Jeremy Siegel - The Market is 10% to 15% Undervalued
December 3, 2013
by Robert Huebscher
Jeremy Siegel is the Russell E. Palmer Professor of Finance at the Wharton School of the University of Pennsylvania and a senior investment strategy advisor to Wisdom Tree Funds. His book,Stocks for the Long Run, now in its fifth edition, is widely recognized as one of the best books on investing. It is available via the link below. He is a regular columnist for Kiplinger’s, a “Market Master” on CNBC and regularly appears on Bloomberg, NPR, CNN and other national and international networks
I spoke with Siegel on Friday, Nov. 29.
In our interview on Dec. 10 of last year, you said that investors could expect a 25% return this year. On that day the S&P 500 closed at 1,424, and Wednesday it closed at 1,815, which is a 27% gain. Congratulations. What do you consider the fair value of the S&P 500 to be today?
Thank you. I’ve gotten quite a few media contacts and congratulations because I said in January 2012 that the Dow would finish this year between 16,000 and 17,000. I’ve learned that humility, rather than hubris, is the proper response to a good market prediction. You know how uncertain market direction over the short term is. But, that said, I think fair market value for the stocks today is 10% to 15% higher, and that might even be on the conservative side.
As I mentioned last year, when you are in a low-to-moderate interest-rate environment, the average price-earnings ratio for stocks is 18 to 19. If you use reported earnings, which I think are too conservative in terms of their predictive value, we’re at 16.7 times next year’s estimate of forward earnings. That’s slightly above the long-term median but it’s below the average. In a low-to-moderate interest-rate environment, the average is 18- to 19-times earnings.
I think this bull market has definitely more to run.
A lot of factors are weighing on investors’ minds about equity prices, particularly those investors who look out over 10-year or longer time horizons. Let me ask you about some of those concerns. Let’s start with quantitative easing (QE). To what extent do you believe QE has inflated stock prices, and should investors be fearful that the Fed might taper or otherwise become less accommodative?
The biggest myth in the market today is that this bull run is because of quantitative easing. I’m not going to deny that an easy Fed is helpful, but this market is really being driven by fundamentals.
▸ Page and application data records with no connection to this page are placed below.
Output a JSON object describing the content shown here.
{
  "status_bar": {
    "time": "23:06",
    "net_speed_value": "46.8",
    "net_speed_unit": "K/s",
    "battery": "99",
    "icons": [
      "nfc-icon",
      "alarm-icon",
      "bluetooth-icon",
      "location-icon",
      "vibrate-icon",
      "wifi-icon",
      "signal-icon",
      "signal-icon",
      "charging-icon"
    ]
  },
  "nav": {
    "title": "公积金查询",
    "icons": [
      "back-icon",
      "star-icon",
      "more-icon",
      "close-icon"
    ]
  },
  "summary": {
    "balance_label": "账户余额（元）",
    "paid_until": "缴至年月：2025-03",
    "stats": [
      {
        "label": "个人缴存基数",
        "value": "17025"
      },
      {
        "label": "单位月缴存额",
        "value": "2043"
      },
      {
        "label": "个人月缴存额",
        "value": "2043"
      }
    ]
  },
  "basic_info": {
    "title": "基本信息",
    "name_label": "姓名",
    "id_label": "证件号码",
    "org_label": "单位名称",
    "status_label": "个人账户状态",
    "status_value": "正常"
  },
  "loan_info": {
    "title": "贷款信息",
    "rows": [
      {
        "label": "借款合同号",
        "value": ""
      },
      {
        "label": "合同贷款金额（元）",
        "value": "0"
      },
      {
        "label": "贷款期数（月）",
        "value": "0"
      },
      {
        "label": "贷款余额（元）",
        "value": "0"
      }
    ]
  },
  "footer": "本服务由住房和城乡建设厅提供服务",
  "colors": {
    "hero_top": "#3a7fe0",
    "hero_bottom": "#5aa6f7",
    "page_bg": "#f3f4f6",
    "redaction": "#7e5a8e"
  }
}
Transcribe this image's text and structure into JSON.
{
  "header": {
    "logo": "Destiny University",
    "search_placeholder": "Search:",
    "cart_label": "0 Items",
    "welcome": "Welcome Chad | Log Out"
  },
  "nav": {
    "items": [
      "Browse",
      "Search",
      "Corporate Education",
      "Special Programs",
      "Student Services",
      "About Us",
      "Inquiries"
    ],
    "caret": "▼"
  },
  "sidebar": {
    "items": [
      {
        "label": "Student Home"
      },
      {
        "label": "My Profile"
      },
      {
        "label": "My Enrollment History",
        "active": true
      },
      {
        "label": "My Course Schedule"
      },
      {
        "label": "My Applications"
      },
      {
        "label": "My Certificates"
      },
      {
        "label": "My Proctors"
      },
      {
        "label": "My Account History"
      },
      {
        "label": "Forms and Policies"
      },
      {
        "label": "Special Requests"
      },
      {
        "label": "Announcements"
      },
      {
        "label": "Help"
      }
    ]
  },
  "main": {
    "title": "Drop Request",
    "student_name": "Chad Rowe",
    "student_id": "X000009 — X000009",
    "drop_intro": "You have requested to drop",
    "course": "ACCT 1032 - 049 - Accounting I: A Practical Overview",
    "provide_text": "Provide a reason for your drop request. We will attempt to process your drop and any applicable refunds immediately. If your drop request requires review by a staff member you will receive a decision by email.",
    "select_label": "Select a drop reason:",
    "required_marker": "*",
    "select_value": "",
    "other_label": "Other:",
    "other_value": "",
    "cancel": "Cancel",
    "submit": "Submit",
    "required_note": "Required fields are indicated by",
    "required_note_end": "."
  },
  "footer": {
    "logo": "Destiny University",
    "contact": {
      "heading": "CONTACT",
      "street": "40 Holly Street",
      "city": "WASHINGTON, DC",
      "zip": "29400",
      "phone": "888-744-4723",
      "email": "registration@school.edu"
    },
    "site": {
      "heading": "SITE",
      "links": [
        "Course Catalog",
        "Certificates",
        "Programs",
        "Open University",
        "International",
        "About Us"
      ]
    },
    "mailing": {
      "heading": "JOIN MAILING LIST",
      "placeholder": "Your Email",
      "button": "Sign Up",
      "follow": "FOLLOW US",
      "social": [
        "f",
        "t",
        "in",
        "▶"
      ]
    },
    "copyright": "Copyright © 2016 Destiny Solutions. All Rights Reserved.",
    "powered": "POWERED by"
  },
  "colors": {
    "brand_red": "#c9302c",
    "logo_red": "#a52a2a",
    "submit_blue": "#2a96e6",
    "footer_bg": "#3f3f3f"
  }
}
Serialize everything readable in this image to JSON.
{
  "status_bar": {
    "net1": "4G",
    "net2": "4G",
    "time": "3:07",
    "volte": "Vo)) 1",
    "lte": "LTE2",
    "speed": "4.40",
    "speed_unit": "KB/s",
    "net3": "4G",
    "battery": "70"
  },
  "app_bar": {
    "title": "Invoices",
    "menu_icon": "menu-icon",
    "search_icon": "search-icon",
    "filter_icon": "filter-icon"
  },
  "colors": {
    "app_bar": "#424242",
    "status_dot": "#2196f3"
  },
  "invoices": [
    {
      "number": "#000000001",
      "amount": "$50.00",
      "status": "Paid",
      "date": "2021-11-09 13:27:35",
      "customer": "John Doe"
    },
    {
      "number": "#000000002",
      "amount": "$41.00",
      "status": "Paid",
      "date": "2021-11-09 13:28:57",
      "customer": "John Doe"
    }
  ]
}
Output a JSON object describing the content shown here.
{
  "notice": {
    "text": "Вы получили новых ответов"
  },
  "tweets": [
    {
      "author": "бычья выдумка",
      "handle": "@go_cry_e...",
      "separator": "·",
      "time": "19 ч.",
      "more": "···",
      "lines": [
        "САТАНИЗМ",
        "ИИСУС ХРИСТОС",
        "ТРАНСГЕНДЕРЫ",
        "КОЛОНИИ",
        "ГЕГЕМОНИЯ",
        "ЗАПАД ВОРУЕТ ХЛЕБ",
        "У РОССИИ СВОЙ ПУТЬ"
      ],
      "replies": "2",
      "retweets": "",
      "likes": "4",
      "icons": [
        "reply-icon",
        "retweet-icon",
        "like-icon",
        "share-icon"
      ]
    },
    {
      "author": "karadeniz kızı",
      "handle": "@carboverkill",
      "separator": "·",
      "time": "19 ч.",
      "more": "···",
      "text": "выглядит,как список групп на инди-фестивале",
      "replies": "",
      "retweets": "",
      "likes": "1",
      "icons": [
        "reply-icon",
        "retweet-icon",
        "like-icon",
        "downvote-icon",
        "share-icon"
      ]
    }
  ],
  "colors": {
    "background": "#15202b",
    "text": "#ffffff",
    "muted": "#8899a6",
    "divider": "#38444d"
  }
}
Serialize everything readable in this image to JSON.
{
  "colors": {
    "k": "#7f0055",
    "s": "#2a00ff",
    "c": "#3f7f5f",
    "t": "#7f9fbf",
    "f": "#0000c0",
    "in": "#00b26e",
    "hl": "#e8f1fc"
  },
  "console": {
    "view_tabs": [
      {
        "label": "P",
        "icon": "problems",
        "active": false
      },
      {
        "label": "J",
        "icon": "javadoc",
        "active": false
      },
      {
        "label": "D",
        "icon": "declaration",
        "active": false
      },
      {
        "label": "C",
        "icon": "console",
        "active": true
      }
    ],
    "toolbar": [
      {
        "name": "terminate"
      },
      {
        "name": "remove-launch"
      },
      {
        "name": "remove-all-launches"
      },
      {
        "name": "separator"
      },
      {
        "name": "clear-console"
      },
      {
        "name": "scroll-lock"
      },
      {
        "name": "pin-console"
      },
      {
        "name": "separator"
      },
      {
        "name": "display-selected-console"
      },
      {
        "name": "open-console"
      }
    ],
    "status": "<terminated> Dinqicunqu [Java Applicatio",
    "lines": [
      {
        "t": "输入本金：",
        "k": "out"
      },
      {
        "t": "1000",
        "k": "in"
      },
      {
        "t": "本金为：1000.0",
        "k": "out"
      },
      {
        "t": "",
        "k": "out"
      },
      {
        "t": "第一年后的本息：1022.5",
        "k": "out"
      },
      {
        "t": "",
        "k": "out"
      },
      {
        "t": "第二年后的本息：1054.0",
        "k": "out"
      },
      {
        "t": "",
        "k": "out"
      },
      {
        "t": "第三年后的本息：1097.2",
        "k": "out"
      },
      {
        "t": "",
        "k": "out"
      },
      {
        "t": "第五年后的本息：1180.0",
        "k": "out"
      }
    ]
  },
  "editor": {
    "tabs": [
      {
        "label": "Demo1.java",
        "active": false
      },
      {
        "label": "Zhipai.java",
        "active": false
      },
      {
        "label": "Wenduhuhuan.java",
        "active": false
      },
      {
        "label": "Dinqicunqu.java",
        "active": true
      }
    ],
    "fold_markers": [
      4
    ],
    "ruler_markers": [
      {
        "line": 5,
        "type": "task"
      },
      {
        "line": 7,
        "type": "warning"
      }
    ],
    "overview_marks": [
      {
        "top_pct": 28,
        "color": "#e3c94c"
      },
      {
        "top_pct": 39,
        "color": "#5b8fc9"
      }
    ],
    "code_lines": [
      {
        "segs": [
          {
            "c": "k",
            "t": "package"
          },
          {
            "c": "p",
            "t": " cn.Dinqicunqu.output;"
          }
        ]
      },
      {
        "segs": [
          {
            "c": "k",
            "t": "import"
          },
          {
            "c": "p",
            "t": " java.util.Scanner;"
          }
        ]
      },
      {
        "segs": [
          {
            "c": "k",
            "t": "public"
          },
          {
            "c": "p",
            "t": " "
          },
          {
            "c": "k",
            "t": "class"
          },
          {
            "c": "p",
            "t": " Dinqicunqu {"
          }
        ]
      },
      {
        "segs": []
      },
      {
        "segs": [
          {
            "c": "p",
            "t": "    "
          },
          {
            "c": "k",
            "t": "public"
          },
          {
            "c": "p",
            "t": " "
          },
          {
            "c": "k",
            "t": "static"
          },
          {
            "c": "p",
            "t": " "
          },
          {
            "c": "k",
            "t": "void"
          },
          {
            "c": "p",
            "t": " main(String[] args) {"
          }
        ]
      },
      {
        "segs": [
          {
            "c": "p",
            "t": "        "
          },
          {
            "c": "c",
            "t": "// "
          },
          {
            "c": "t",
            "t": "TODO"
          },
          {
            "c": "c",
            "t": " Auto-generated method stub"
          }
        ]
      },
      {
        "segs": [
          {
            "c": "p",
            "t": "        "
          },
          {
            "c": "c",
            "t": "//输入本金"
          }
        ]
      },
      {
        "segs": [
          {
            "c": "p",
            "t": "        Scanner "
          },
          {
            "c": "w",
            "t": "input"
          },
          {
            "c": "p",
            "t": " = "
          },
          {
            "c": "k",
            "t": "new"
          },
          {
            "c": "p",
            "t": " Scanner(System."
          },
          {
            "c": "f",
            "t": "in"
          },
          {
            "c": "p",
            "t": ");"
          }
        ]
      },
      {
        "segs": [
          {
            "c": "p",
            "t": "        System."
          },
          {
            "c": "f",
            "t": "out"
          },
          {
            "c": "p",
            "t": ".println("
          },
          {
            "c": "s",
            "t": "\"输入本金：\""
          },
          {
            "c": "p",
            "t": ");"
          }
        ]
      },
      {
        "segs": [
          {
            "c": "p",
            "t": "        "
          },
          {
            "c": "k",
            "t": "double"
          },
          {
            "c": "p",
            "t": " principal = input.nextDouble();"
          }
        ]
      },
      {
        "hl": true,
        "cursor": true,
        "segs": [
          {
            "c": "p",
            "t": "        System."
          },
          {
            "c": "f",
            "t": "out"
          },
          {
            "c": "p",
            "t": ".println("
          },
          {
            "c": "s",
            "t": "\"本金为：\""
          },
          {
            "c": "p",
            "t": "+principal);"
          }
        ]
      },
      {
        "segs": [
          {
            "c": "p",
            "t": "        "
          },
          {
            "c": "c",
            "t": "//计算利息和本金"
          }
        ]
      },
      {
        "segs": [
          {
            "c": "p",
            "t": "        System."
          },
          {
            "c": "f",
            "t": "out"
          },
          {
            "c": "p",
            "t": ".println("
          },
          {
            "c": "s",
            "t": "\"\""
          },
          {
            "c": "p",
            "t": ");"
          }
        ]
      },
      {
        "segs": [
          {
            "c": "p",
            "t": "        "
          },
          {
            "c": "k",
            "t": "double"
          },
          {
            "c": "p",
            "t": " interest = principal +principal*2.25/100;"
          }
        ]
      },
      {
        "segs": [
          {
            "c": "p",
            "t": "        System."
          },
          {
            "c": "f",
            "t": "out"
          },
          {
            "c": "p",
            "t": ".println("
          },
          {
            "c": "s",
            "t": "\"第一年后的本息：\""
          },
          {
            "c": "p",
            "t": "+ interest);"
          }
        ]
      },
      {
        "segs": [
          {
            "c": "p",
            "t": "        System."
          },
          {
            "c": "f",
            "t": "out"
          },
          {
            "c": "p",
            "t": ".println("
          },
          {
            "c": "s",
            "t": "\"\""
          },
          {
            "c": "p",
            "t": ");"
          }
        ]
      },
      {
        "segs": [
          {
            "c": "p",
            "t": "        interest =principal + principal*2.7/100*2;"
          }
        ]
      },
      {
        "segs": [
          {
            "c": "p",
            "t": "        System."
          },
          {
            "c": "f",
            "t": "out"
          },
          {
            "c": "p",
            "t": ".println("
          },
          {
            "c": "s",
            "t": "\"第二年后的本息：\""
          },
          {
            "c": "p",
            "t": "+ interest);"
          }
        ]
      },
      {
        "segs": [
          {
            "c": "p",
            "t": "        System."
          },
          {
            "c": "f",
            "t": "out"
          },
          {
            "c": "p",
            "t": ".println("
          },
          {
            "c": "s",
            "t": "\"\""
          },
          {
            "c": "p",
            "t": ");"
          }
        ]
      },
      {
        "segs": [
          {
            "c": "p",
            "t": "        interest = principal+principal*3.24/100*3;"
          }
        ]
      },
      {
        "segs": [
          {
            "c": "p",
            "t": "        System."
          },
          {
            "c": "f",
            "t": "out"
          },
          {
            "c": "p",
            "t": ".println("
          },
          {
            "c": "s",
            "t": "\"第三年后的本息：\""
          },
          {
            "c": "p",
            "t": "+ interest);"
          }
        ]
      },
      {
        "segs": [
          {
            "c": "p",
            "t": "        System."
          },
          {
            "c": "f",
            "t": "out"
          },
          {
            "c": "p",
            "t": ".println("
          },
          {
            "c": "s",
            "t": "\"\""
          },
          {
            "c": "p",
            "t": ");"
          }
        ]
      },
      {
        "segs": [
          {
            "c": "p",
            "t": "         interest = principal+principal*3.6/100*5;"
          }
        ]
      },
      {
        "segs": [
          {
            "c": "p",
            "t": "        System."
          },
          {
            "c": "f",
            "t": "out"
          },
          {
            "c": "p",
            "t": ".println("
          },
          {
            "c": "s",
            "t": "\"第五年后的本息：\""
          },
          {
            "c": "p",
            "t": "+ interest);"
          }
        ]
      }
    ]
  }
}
Earnings are up 10% to 13% this year over last year, and this is despite very slow GDP growth both in the United States and the rest of the world. I expect GDP growth next year to be 3.5% or higher. I admit that it might not reach that, and I have been a bit overly optimistic when predicting GDP in the past. But we got 2% growth this year, and most economists agree there was about 1.5% fiscal drag due to the higher taxes and the cutback in spending. If you add that 1.5% back you get 3.5%. I wouldn’t be surprised if GDP pushes 4%.
My feeling is that the market is far too focused on QE, and people are incorrectly calling this “a QE-driven market.” I don’t understand why they do that, because if they looked at P/Es, earnings and interest rates, they would realize that the fundamentals support this bull run.